Relatively pioneering player Solar Philippines opts to test its business case overseas with planned offshore solar farm developments starting this 2017.
The company has grand ambitions of becoming a leading solar industry player in the world, contemplatively challenging the supremacy of other developed markets that already etched their foothold in the sector.
“Solar Philippines intends for its current projects to give it economies of scale, so it can start expanding internationally by the end of 2017, and make the Philippines a leader for solar energy worldwide,” the company has noted in a statement to the media.
To its credit, Solar Philippines emerges as the “brave soul player” that has been defying the status quo, or the business model that leans heavily on the industry’s addiction to feed-in-tariff (FIT) subsidies.
Solar Philippines just broke ground last week for its another greenfield development of 150-megawatt solar farm in Concepcion,Tarlac.
For another venture in Tanauan, the company earlier secured a power supply agreement with Manila Electric Company (Meralco) at P5.39 per kilowatt-hour (kWh) pass-on cost to consumers, a considerably higher rate to what Solar Philippines now claims as global cost level of R2.00 to R3.00 per kWh, but of which it sees attainable with vertical integration of solar panels’ production facility into its whole chain of operations.

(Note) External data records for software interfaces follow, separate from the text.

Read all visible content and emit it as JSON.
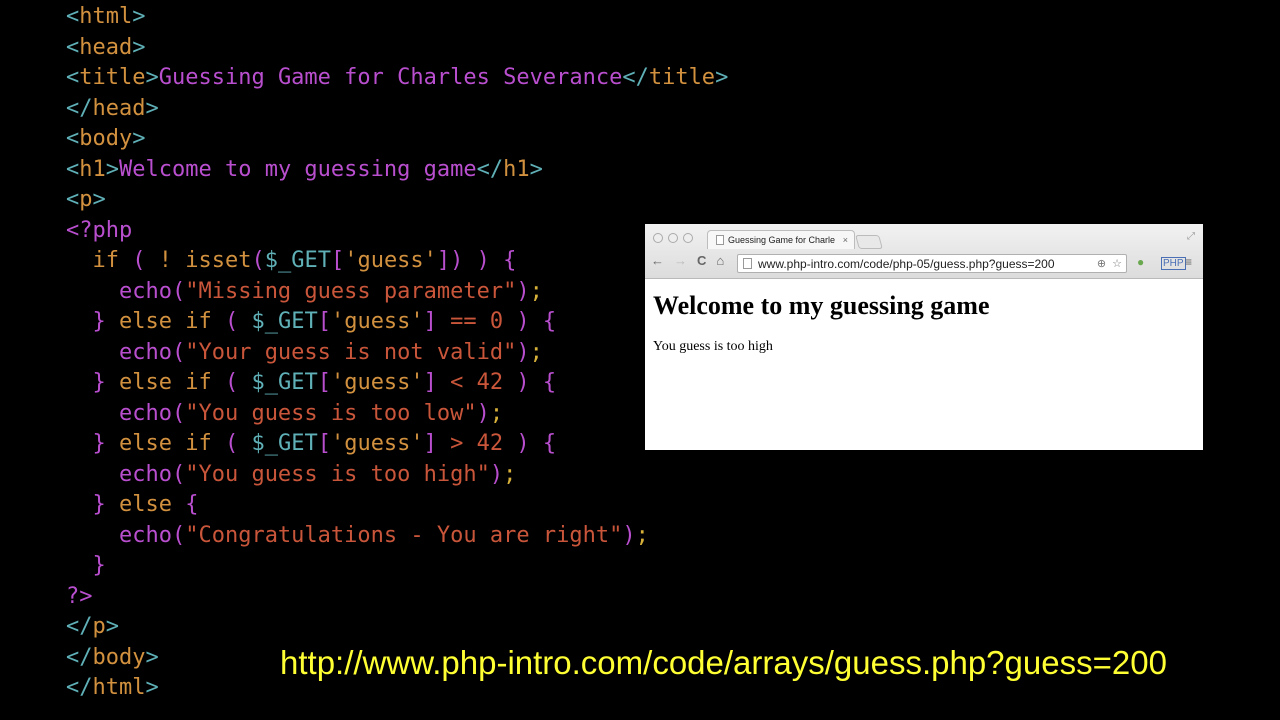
{
  "code": {
    "lines": [
      {
        "indent": "",
        "parts": [
          [
            "br",
            "<"
          ],
          [
            "tg",
            "html"
          ],
          [
            "br",
            ">"
          ]
        ]
      },
      {
        "indent": "",
        "parts": [
          [
            "br",
            "<"
          ],
          [
            "tg",
            "head"
          ],
          [
            "br",
            ">"
          ]
        ]
      },
      {
        "indent": "",
        "parts": [
          [
            "br",
            "<"
          ],
          [
            "tg",
            "title"
          ],
          [
            "br",
            ">"
          ],
          [
            "tx",
            "Guessing Game for Charles Severance"
          ],
          [
            "br",
            "</"
          ],
          [
            "tg",
            "title"
          ],
          [
            "br",
            ">"
          ]
        ]
      },
      {
        "indent": "",
        "parts": [
          [
            "br",
            "</"
          ],
          [
            "tg",
            "head"
          ],
          [
            "br",
            ">"
          ]
        ]
      },
      {
        "indent": "",
        "parts": [
          [
            "br",
            "<"
          ],
          [
            "tg",
            "body"
          ],
          [
            "br",
            ">"
          ]
        ]
      },
      {
        "indent": "",
        "parts": [
          [
            "br",
            "<"
          ],
          [
            "tg",
            "h1"
          ],
          [
            "br",
            ">"
          ],
          [
            "tx",
            "Welcome to my guessing game"
          ],
          [
            "br",
            "</"
          ],
          [
            "tg",
            "h1"
          ],
          [
            "br",
            ">"
          ]
        ]
      },
      {
        "indent": "",
        "parts": [
          [
            "br",
            "<"
          ],
          [
            "tg",
            "p"
          ],
          [
            "br",
            ">"
          ]
        ]
      },
      {
        "indent": "",
        "parts": [
          [
            "pu",
            "<?php"
          ]
        ]
      },
      {
        "indent": "  ",
        "parts": [
          [
            "tg",
            "if "
          ],
          [
            "pu",
            "( "
          ],
          [
            "tg",
            "! isset"
          ],
          [
            "pu",
            "("
          ],
          [
            "br",
            "$_GET"
          ],
          [
            "pu",
            "["
          ],
          [
            "tg",
            "'guess'"
          ],
          [
            "pu",
            "]) ) {"
          ]
        ]
      },
      {
        "indent": "    ",
        "parts": [
          [
            "pu",
            "echo("
          ],
          [
            "st",
            "\"Missing guess parameter\""
          ],
          [
            "pu",
            ")"
          ],
          [
            "ye",
            ";"
          ]
        ]
      },
      {
        "indent": "  ",
        "parts": [
          [
            "pu",
            "} "
          ],
          [
            "tg",
            "else if "
          ],
          [
            "pu",
            "( "
          ],
          [
            "br",
            "$_GET"
          ],
          [
            "pu",
            "["
          ],
          [
            "tg",
            "'guess'"
          ],
          [
            "pu",
            "] "
          ],
          [
            "st",
            "== 0 "
          ],
          [
            "pu",
            ") {"
          ]
        ]
      },
      {
        "indent": "    ",
        "parts": [
          [
            "pu",
            "echo("
          ],
          [
            "st",
            "\"Your guess is not valid\""
          ],
          [
            "pu",
            ")"
          ],
          [
            "ye",
            ";"
          ]
        ]
      },
      {
        "indent": "  ",
        "parts": [
          [
            "pu",
            "} "
          ],
          [
            "tg",
            "else if "
          ],
          [
            "pu",
            "( "
          ],
          [
            "br",
            "$_GET"
          ],
          [
            "pu",
            "["
          ],
          [
            "tg",
            "'guess'"
          ],
          [
            "pu",
            "] "
          ],
          [
            "st",
            "< 42 "
          ],
          [
            "pu",
            ") {"
          ]
        ]
      },
      {
        "indent": "    ",
        "parts": [
          [
            "pu",
            "echo("
          ],
          [
            "st",
            "\"You guess is too low\""
          ],
          [
            "pu",
            ")"
          ],
          [
            "ye",
            ";"
          ]
        ]
      },
      {
        "indent": "  ",
        "parts": [
          [
            "pu",
            "} "
          ],
          [
            "tg",
            "else if "
          ],
          [
            "pu",
            "( "
          ],
          [
            "br",
            "$_GET"
          ],
          [
            "pu",
            "["
          ],
          [
            "tg",
            "'guess'"
          ],
          [
            "pu",
            "] "
          ],
          [
            "st",
            "> 42 "
          ],
          [
            "pu",
            ") {"
          ]
        ]
      },
      {
        "indent": "    ",
        "parts": [
          [
            "pu",
            "echo("
          ],
          [
            "st",
            "\"You guess is too high\""
          ],
          [
            "pu",
            ")"
          ],
          [
            "ye",
            ";"
          ]
        ]
      },
      {
        "indent": "  ",
        "parts": [
          [
            "pu",
            "} "
          ],
          [
            "tg",
            "else "
          ],
          [
            "pu",
            "{"
          ]
        ]
      },
      {
        "indent": "    ",
        "parts": [
          [
            "pu",
            "echo("
          ],
          [
            "st",
            "\"Congratulations - You are right\""
          ],
          [
            "pu",
            ")"
          ],
          [
            "ye",
            ";"
          ]
        ]
      },
      {
        "indent": "  ",
        "parts": [
          [
            "pu",
            "}"
          ]
        ]
      },
      {
        "indent": "",
        "parts": [
          [
            "pu",
            "?>"
          ]
        ]
      },
      {
        "indent": "",
        "parts": [
          [
            "br",
            "</"
          ],
          [
            "tg",
            "p"
          ],
          [
            "br",
            ">"
          ]
        ]
      },
      {
        "indent": "",
        "parts": [
          [
            "br",
            "</"
          ],
          [
            "tg",
            "body"
          ],
          [
            "br",
            ">"
          ]
        ]
      },
      {
        "indent": "",
        "parts": [
          [
            "br",
            "</"
          ],
          [
            "tg",
            "html"
          ],
          [
            "br",
            ">"
          ]
        ]
      }
    ]
  },
  "browser": {
    "tab_title": "Guessing Game for Charle",
    "tab_close": "×",
    "url": "www.php-intro.com/code/php-05/guess.php?guess=200",
    "nav": {
      "back": "←",
      "forward": "→",
      "reload": "C",
      "home": "⌂"
    },
    "omni_icons": {
      "zoom": "⊕",
      "star": "☆"
    },
    "menu": "≡",
    "page": {
      "heading": "Welcome to my guessing game",
      "message": "You guess is too high"
    }
  },
  "caption_url": "http://www.php-intro.com/code/arrays/guess.php?guess=200"
}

Solar Philippines President Leandro Leviste stated that “vertical integration is the key to making solar cost-competitive.” The company said it will be manufacturing solar panels at its factory at the First Philippine Industrial Park in Batangas.
He stressed “if others ask why our costs are so low, it’s because the process for development, construction and equipment supply in the Philippines has until now been very inefficient. We are simply bringing our costs closer to other markets, where solar is now an average P2.00 to P3.00 per kWh.”

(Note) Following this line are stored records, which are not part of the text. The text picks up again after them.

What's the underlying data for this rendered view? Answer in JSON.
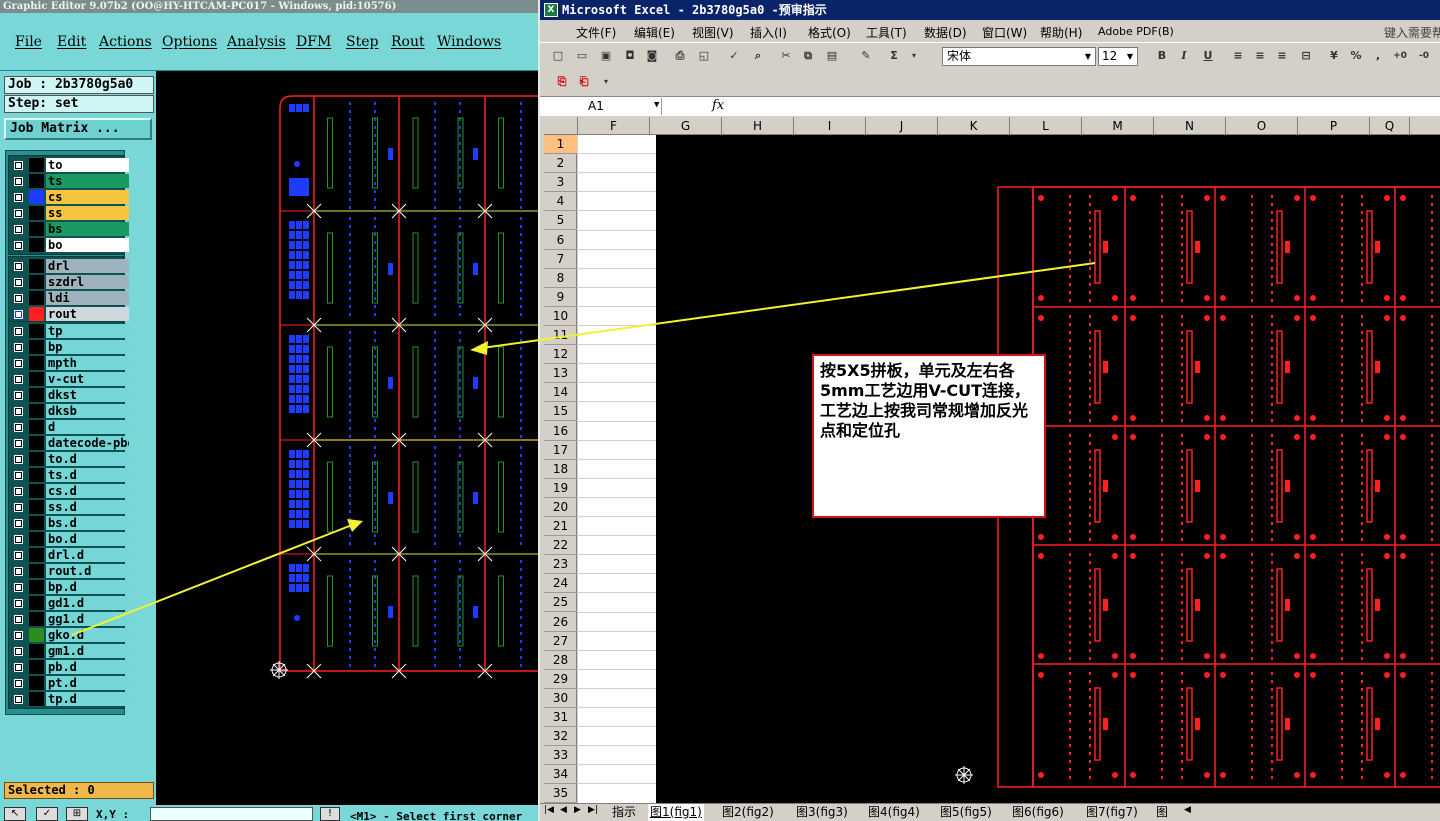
{
  "graphic_editor": {
    "title": "Graphic Editor 9.07b2  (OO@HY-HTCAM-PC017 - Windows, pid:10576)",
    "menu": [
      "File",
      "Edit",
      "Actions",
      "Options",
      "Analysis",
      "DFM",
      "Step",
      "Rout",
      "Windows"
    ],
    "job": "Job : 2b3780g5a0",
    "step": "Step: set",
    "job_matrix": "Job Matrix ...",
    "layer_groups": [
      [
        {
          "name": "to",
          "swatch": "#000000",
          "bg": "#ffffff"
        },
        {
          "name": "ts",
          "swatch": "#000000",
          "bg": "#1a9a62"
        },
        {
          "name": "cs",
          "swatch": "#1e3cff",
          "bg": "#f5c542"
        },
        {
          "name": "ss",
          "swatch": "#000000",
          "bg": "#f5c542"
        },
        {
          "name": "bs",
          "swatch": "#000000",
          "bg": "#1a9a62"
        },
        {
          "name": "bo",
          "swatch": "#000000",
          "bg": "#ffffff"
        }
      ],
      [
        {
          "name": "drl",
          "swatch": "#000000",
          "bg": "#9fb3bf"
        },
        {
          "name": "szdrl",
          "swatch": "#000000",
          "bg": "#9fb3bf"
        },
        {
          "name": "ldi",
          "swatch": "#000000",
          "bg": "#9fb3bf"
        },
        {
          "name": "rout",
          "swatch": "#ff2020",
          "bg": "#cfd8dd",
          "cb_color": "#1e3cff"
        }
      ],
      [
        {
          "name": "tp",
          "swatch": "#000000",
          "bg": "#74d6d6"
        },
        {
          "name": "bp",
          "swatch": "#000000",
          "bg": "#74d6d6"
        },
        {
          "name": "mpth",
          "swatch": "#000000",
          "bg": "#74d6d6"
        },
        {
          "name": "v-cut",
          "swatch": "#000000",
          "bg": "#74d6d6"
        },
        {
          "name": "dkst",
          "swatch": "#000000",
          "bg": "#74d6d6"
        },
        {
          "name": "dksb",
          "swatch": "#000000",
          "bg": "#74d6d6"
        },
        {
          "name": "d",
          "swatch": "#000000",
          "bg": "#74d6d6"
        },
        {
          "name": "datecode-pbe",
          "swatch": "#000000",
          "bg": "#74d6d6"
        },
        {
          "name": "to.d",
          "swatch": "#000000",
          "bg": "#74d6d6"
        },
        {
          "name": "ts.d",
          "swatch": "#000000",
          "bg": "#74d6d6"
        },
        {
          "name": "cs.d",
          "swatch": "#000000",
          "bg": "#74d6d6"
        },
        {
          "name": "ss.d",
          "swatch": "#000000",
          "bg": "#74d6d6"
        },
        {
          "name": "bs.d",
          "swatch": "#000000",
          "bg": "#74d6d6"
        },
        {
          "name": "bo.d",
          "swatch": "#000000",
          "bg": "#74d6d6"
        },
        {
          "name": "drl.d",
          "swatch": "#000000",
          "bg": "#74d6d6"
        },
        {
          "name": "rout.d",
          "swatch": "#000000",
          "bg": "#74d6d6"
        },
        {
          "name": "bp.d",
          "swatch": "#000000",
          "bg": "#74d6d6"
        },
        {
          "name": "gd1.d",
          "swatch": "#000000",
          "bg": "#74d6d6"
        },
        {
          "name": "gg1.d",
          "swatch": "#000000",
          "bg": "#74d6d6"
        },
        {
          "name": "gko.d",
          "swatch": "#2e8b1e",
          "bg": "#74d6d6"
        },
        {
          "name": "gm1.d",
          "swatch": "#000000",
          "bg": "#74d6d6"
        },
        {
          "name": "pb.d",
          "swatch": "#000000",
          "bg": "#74d6d6"
        },
        {
          "name": "pt.d",
          "swatch": "#000000",
          "bg": "#74d6d6"
        },
        {
          "name": "tp.d",
          "swatch": "#000000",
          "bg": "#74d6d6"
        }
      ]
    ],
    "selected": "Selected : 0",
    "status_xy": "X,Y :",
    "status_msg": "<M1> - Select first corner"
  },
  "excel": {
    "title": "Microsoft Excel - 2b3780g5a0 -预审指示",
    "menu": [
      "文件(F)",
      "编辑(E)",
      "视图(V)",
      "插入(I)",
      "格式(O)",
      "工具(T)",
      "数据(D)",
      "窗口(W)",
      "帮助(H)",
      "Adobe PDF(B)"
    ],
    "help_prompt": "键入需要帮",
    "font": "宋体",
    "font_size": "12",
    "name_box": "A1",
    "fx": "fx",
    "columns": [
      "F",
      "G",
      "H",
      "I",
      "J",
      "K",
      "L",
      "M",
      "N",
      "O",
      "P",
      "Q"
    ],
    "rows": [
      "1",
      "2",
      "3",
      "4",
      "5",
      "6",
      "7",
      "8",
      "9",
      "10",
      "11",
      "12",
      "13",
      "14",
      "15",
      "16",
      "17",
      "18",
      "19",
      "20",
      "21",
      "22",
      "23",
      "24",
      "25",
      "26",
      "27",
      "28",
      "29",
      "30",
      "31",
      "32",
      "33",
      "34",
      "35"
    ],
    "note": "按5X5拼板，单元及左右各5mm工艺边用V-CUT连接，工艺边上按我司常规增加反光点和定位孔",
    "sheet_tabs": [
      "指示",
      "图1(fig1)",
      "图2(fig2)",
      "图3(fig3)",
      "图4(fig4)",
      "图5(fig5)",
      "图6(fig6)",
      "图7(fig7)",
      "图"
    ],
    "active_tab": 1
  },
  "colors": {
    "outline": "#ff2020",
    "blue_pads": "#1e3cff",
    "green_slots": "#1f9a1f",
    "arrow": "#f2f230",
    "vcut_marker": "#ffffff"
  }
}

The company still pits itself as a competitor to coal-fired power generation, currently the country’s biggest source of baseload capacity.
Solar Philippines’ apparent aim would be to dislodge part of coal’s pie in the energy mix by integrating storage into its project development milieu so it can hurdle the “intermittency” issue of solar farm developments.
“Without even factoring the environmental externalities, based purely on direct cost, Solar-plus-Storage is already cheaper than coal, and especially cheaper than diesel and gas,” Leviste said, adding that “we’ll prove that in the market this year, and show you don’t need to choose between economic growth and environmental sustainability.”